But any effort at moving to push the new nomination through quickly in December could be met with resistance from both Democrats and Republicans, many of whom are anxious to wrap up an eventful legislative season and head home early for the holidays.
Sen. John Thune (R-S.D.), one of the conservatives whose resistance to ex-nominee Harriet Miers helped scuttle her nomination, said last week that he thinks that there is not enough time for the full Senate to take up a new nomination. Instead, Thune suggested that the Judiciary Committee might take up hearings on the new nominee and begin the process in mid-December, setting the stage for the Senate to return in early or mid-January and approve the nominee before Bush’s next State of the Union address.
“It’s more realistic to get it teed up,” Thune said of the process.
But several senior GOP aides noted that holding hearings in mid-December and then waiting nearly a month to have a full vote on the Senate floor was itself a very risky maneuver, as the hearings are meant to be a high-profile display of the nominee’s intellect and credentials to build momentum toward confirming the new justice.
A long interruption between the hearings and the actual vote could derail any momentum, the GOP aides said.
And Senate Democrats issued a warning letter to Bush on Friday. Minority Leader Harry Reid (D-Nev.) and Sen. Patrick Leahy (D-Vt.), ranking member on Judiciary, accused the president of caving to conservative interest groups in withdrawing the nomination of Miers and specifically warned against nominating a circuit court judge who had been filibustered in the 108th Congress.
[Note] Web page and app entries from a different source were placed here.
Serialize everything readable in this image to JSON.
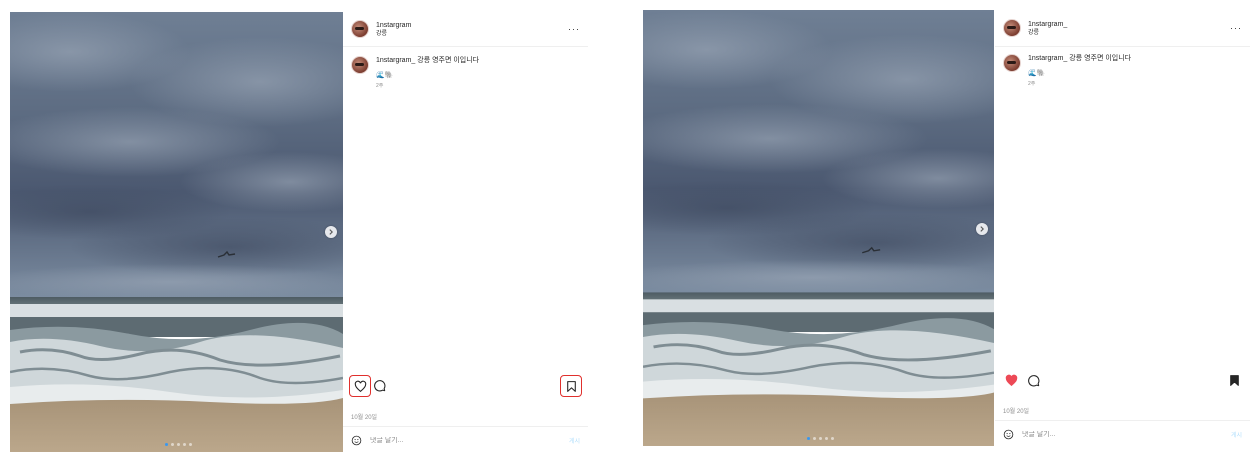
{
  "posts": [
    {
      "username": "1nstargram",
      "location": "강릉",
      "more": "···",
      "caption_user": "1nstargram_",
      "caption_text": "강릉 영주면 이입니다",
      "emojis": "🌊🐘",
      "time_ago": "2주",
      "date": "10월 20일",
      "comment_placeholder": "댓글 달기...",
      "post_label": "게시",
      "liked": false,
      "saved": false
    },
    {
      "username": "1nstargram_",
      "location": "강릉",
      "more": "···",
      "caption_user": "1nstargram_",
      "caption_text": "강릉 영주면 이입니다",
      "emojis": "🌊🐘",
      "time_ago": "2주",
      "date": "10월 20일",
      "comment_placeholder": "댓글 달기...",
      "post_label": "게시",
      "liked": true,
      "saved": true
    }
  ],
  "colors": {
    "like_red": "#ed4956",
    "highlight": "#e0302d",
    "dot_active": "#3897f0",
    "post_disabled": "#b2dffc"
  },
  "icons": [
    "chevron-right-icon",
    "heart-icon",
    "comment-icon",
    "bookmark-icon",
    "emoji-smile-icon",
    "more-options-icon"
  ],
  "carousel": {
    "count": 5,
    "current": 1
  }
}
“At this critical moment, and in light of the circumstances that led to the withdrawal of the Miers nomination, Senate Democrats will perform our constitutional ‘advice and consent’ responsibility with heightened vigilance,” Reid and Leahy wrote.
In an effort to avoid attacks from the left, Bush could delay making his next nomination for some time and set up Supreme Court nomination hearings and a vote in January. One GOP aide said Friday that one scenario under consideration was to hold hearings the week before the State of the Union address in late January — which would then give Bush a national bully pulpit to demand the confirmation of his nominee before a Senate floor vote.
But putting off the nomination announcement carries its own internal risks. At press time Friday, Bush had not made his selection and top GOP Senate aides had gone home for the weekend unaware if the president would make the pick Saturday or Sunday.
In the back of most GOP aides’ minds were the indictments against I. Lewis”Scooter” Libby on Friday, as well as the failed Miers nomination. They said late last week that making a new Supreme Court pick was one way to try to turn the corner and put a new national story at the forefront.
But an immediate announcement of the new pick puts the White House and Senate GOP back into the timeline troubles, facing the difficulty of being able to pull off the confirmation process before Christmas — or leaving the nominee dangling until January.
Democrats, for their part, are taking a neutral position on timing, simply demanding that there be ample time to fully vet the nominee and hold extensive hearings.
“He would be for the necessary amount of time it would take to do a thorough and fair job,” Tracy Schmaler, Leahy’s spokeswoman, said of the Senator’s thinking.